Daniela AndradeDaniela Andrade. The name might still be unknown to you, but bear it in mind, especially if you’re a fan of Milk & Bone, Kroy and Charlotte Cardin. On July 15, 2016, Andrade released a visual EP entitled Shore, composed of four songs, each with its own video directed by Jeremy Comte. “The shore is where the sea meets the land,” says the 23-year-old singer-songwriter. “When you stand on this boundary, you either jump in the water or on dry land. I use this metaphor to mean being ready for a major new stage: falling in love, trying something new, heading into the unknown. It can sometimes be hard to do, even when you know you have to. You hold on to what’s familiar… and then you leave your loved ones and everything you know in order to grow as a person. It’s a big scary leap, but it’s necessary.”

Born in Montréal, Daniela grew up in Edmonton. She moved to Toronto about 18 months ago, but life dragged her back to her native town. “I came to Montréal last summer to record my album at Studios Apollo with Gabriel Gagnon (producer) and I really like the city,” she says. “I also worked with Jeremy Comte, the video director. Everything in Montréal was beckoning me, and I now live in Le Plateau!”

Many have discovered Andrade through YouTube, thanks to her acoustic covers of classics from pop and rock repertoire, like The Pixies’ “Where Is My Mind?”, Beyoncé’s “Crazy In Love” or Shakira’s “Hips Don’t Lie,” the video of which has garnered more than 300 million views, sees Shakira herself sitting at the end of a couch, eating fruit and playing on her phone.

The songs unfold differently, undulating slowly. Is this a way for Andrade to reveal her musical DNA? “They’re songs I really love, or that influenced me deeply,” she says. “I chose them for their lyrics, which I felt weren’t put forward as much in their original versions. I even dared to cover Radiohead’s ‘Creep,’ a rather perilous feat, since covering such a classic would inevitably irritate some people. But I was dying to do I,t and my manager dared me to!”

Often compared to the likes of Norah Jones and Cat Power, Andrade says she’s more influenced by the great voices of jazz: Nina Simone, Ella Fitzgerald and Billie Holiday. “When you hear them, you really feel the emotions in the songs,” she says. “Even when they’re happy songs, it feels like they’re singing from a painful place.”
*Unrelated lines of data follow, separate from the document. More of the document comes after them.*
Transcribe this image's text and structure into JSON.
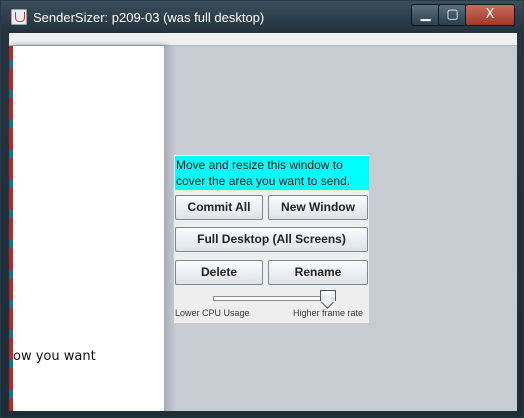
{
  "window": {
    "title": "SenderSizer: p209-03 (was full desktop)",
    "controls": {
      "minimize": "▁",
      "maximize": "▢",
      "close": "X"
    }
  },
  "desktop": {
    "partial_text": "ow you want"
  },
  "panel": {
    "info_text": "Move and resize this window to cover the area you want to send.",
    "info_color": "#00ffff",
    "buttons": {
      "commit_all": "Commit All",
      "new_window": "New Window",
      "full_desktop": "Full Desktop (All Screens)",
      "delete": "Delete",
      "rename": "Rename"
    },
    "slider": {
      "low_label": "Lower CPU Usage",
      "high_label": "Higher frame rate",
      "value_fraction": 0.95
    }
  }
}
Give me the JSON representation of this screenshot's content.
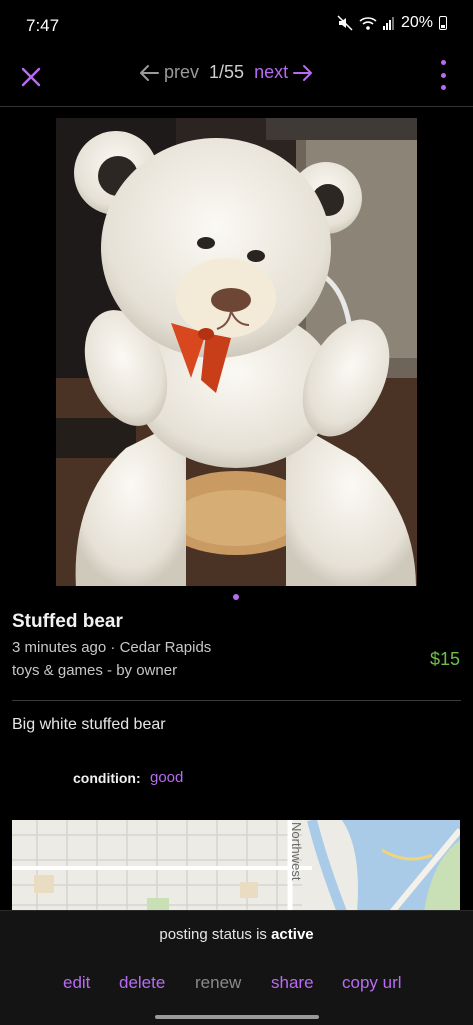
{
  "status_bar": {
    "time": "7:47",
    "battery": "20%"
  },
  "nav": {
    "prev_label": "prev",
    "counter": "1/55",
    "next_label": "next"
  },
  "listing": {
    "title": "Stuffed bear",
    "posted": "3 minutes ago",
    "separator": " · ",
    "location": "Cedar Rapids",
    "category": "toys & games - by owner",
    "price": "$15",
    "description": "Big white stuffed bear",
    "condition_label": "condition:",
    "condition_value": "good",
    "photo_count": 55,
    "current_photo": 1
  },
  "map": {
    "street_label": "Northwest"
  },
  "posting_status": {
    "prefix": "posting status is ",
    "value": "active"
  },
  "actions": {
    "edit": "edit",
    "delete": "delete",
    "renew": "renew",
    "share": "share",
    "copy_url": "copy url"
  },
  "colors": {
    "accent": "#b86bf2",
    "price": "#6cc04a",
    "background": "#000000"
  },
  "icons": [
    "mute-icon",
    "wifi-icon",
    "signal-icon",
    "battery-icon",
    "close-icon",
    "arrow-left-icon",
    "arrow-right-icon",
    "more-vertical-icon"
  ]
}
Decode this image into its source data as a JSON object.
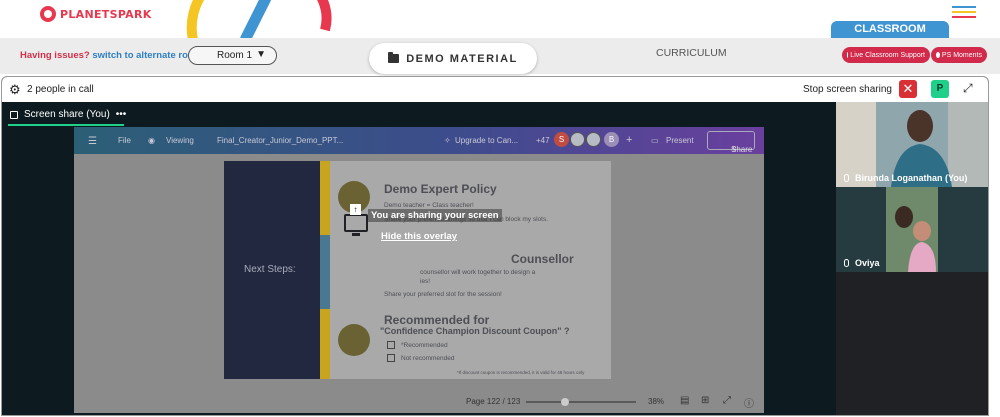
{
  "brand": {
    "logo_text": "PLANETSPARK"
  },
  "header": {
    "classroom_tab": "CLASSROOM",
    "issues_question": "Having issues?",
    "issues_link": "switch to alternate room",
    "room_select": "Room 1",
    "demo_material": "DEMO MATERIAL",
    "curriculum": "CURRICULUM",
    "live_support": "Live Classroom Support",
    "ps_moments": "PS Moments"
  },
  "call": {
    "people_count": "2 people in call",
    "stop_sharing": "Stop screen sharing",
    "participant_initial": "P",
    "share_tab": "Screen share (You)",
    "more": "•••"
  },
  "canva": {
    "file": "File",
    "viewing": "Viewing",
    "doc_title": "Final_Creator_Junior_Demo_PPT...",
    "upgrade": "Upgrade to Can...",
    "plus_count": "+47",
    "avatar_s": "S",
    "avatar_b": "B",
    "present": "Present",
    "share": "Share",
    "page": "Page 122 / 123",
    "zoom": "38%"
  },
  "slide": {
    "next_steps": "Next Steps:",
    "h1": "Demo Expert Policy",
    "t1": "Demo teacher = Class teacher!",
    "t2": "Share your preferred timings so that I can block my slots.",
    "h2": "Counsellor",
    "t3": "counsellor will work together to design a",
    "t4": "ies!",
    "t5": "Share your preferred slot for the session!",
    "h3": "Recommended for",
    "h3b": "\"Confidence Champion Discount Coupon\" ?",
    "opt1": "*Recommended",
    "opt2": "Not recommended",
    "note": "*If discount coupon is recommended, it is valid for 48 hours only"
  },
  "overlay": {
    "title": "You are sharing your screen",
    "hide": "Hide this overlay"
  },
  "participants": [
    {
      "name": "Birunda Loganathan (You)"
    },
    {
      "name": "Oviya"
    }
  ],
  "colors": {
    "brand_red": "#e8384f",
    "classroom_blue": "#3f95d1",
    "stop_red": "#d93036",
    "meet_green": "#1fcf8a"
  }
}
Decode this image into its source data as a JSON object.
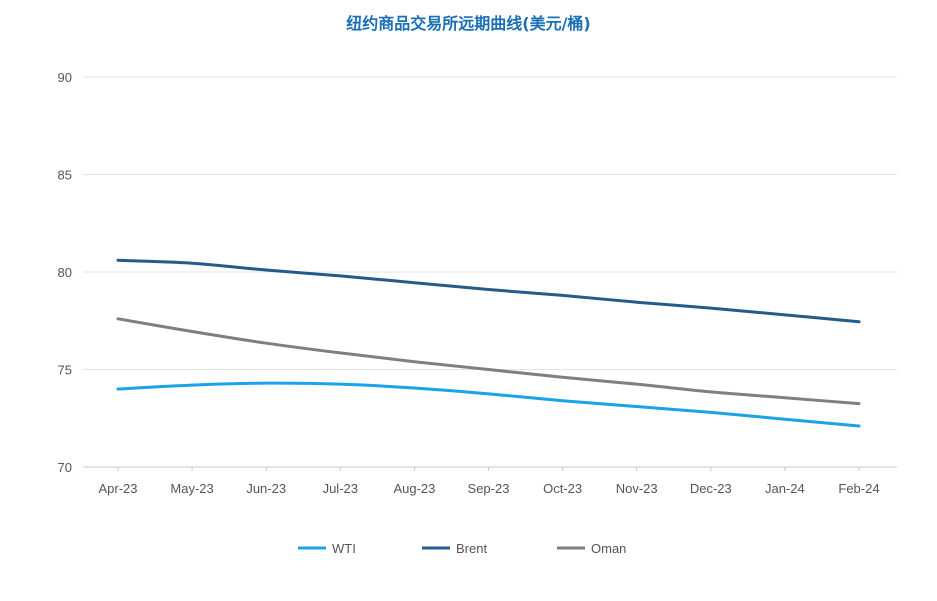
{
  "chart_data": {
    "type": "line",
    "title": "纽约商品交易所远期曲线(美元/桶)",
    "xlabel": "",
    "ylabel": "",
    "categories": [
      "Apr-23",
      "May-23",
      "Jun-23",
      "Jul-23",
      "Aug-23",
      "Sep-23",
      "Oct-23",
      "Nov-23",
      "Dec-23",
      "Jan-24",
      "Feb-24"
    ],
    "ylim": [
      70,
      90
    ],
    "yticks": [
      "70",
      "75",
      "80",
      "85",
      "90"
    ],
    "grid": true,
    "legend_position": "bottom",
    "series": [
      {
        "name": "WTI",
        "color": "#1aa3e8",
        "values": [
          74.0,
          74.2,
          74.3,
          74.25,
          74.05,
          73.75,
          73.4,
          73.1,
          72.8,
          72.45,
          72.1
        ]
      },
      {
        "name": "Brent",
        "color": "#245b88",
        "values": [
          80.6,
          80.45,
          80.1,
          79.8,
          79.45,
          79.1,
          78.8,
          78.45,
          78.15,
          77.8,
          77.45
        ]
      },
      {
        "name": "Oman",
        "color": "#7f7f7f",
        "values": [
          77.6,
          76.95,
          76.35,
          75.85,
          75.4,
          75.0,
          74.6,
          74.25,
          73.85,
          73.55,
          73.25
        ]
      }
    ]
  }
}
Andrade herself manages to express a subtle mix of melancholy and sensuality. She’s been singing since she was a toddler. “We were always singing at my house,” she says. “I signed up for choirs when I was in school. At about 13, I started tinkering with the guitar and my father taught me a few chords. Then, I perfected my learning using YouTube! My family is from Honduras, and my dad was always listening to mariachi music at home! I learned in a very organic way, simply from my surroundings.”

In an effort to better her skills even more, Andrade participated in the second edition of SOCAN’s Kenekt Song Camp, held in May 2016 in Upper Kingsbury, Nova Scotia. “Up to now, writing a song had always been a solitary experience,” she says. “It was a great adventure to work that way, every day, surrounded by music creators. We’d meet each morning to bounce ideas off each other. We’d write several songs every day, sometimes for specific people. But sometimes, the person destined to sing a song will change, mid-way through the writing! They were produced and recorded on the same day. We recorded 25 songs in all; it’s crazy! I also learned that small ideas should not be discarded; sometimes, as a songwriter, we’re very harsh with ourselves and we discard good ideas too quickly.”

It was also the first time Andrade had visited Nova Scotia. “It’s such a magnificent place,” she says. “The ocean lies at our feet, and there are sheep grazing right next to it.”

To Andrade, music is a way to reveal her true self. “I believe that we try to tell our story through our songs, to reveal small parts of ourselves,” she says. “I think it’s important to go beyond small talk and speak the truth. When I write, I tap into my memories and the experiences that have made me who I am. My music truly is a portrait of who I am, and what I’ve been through.”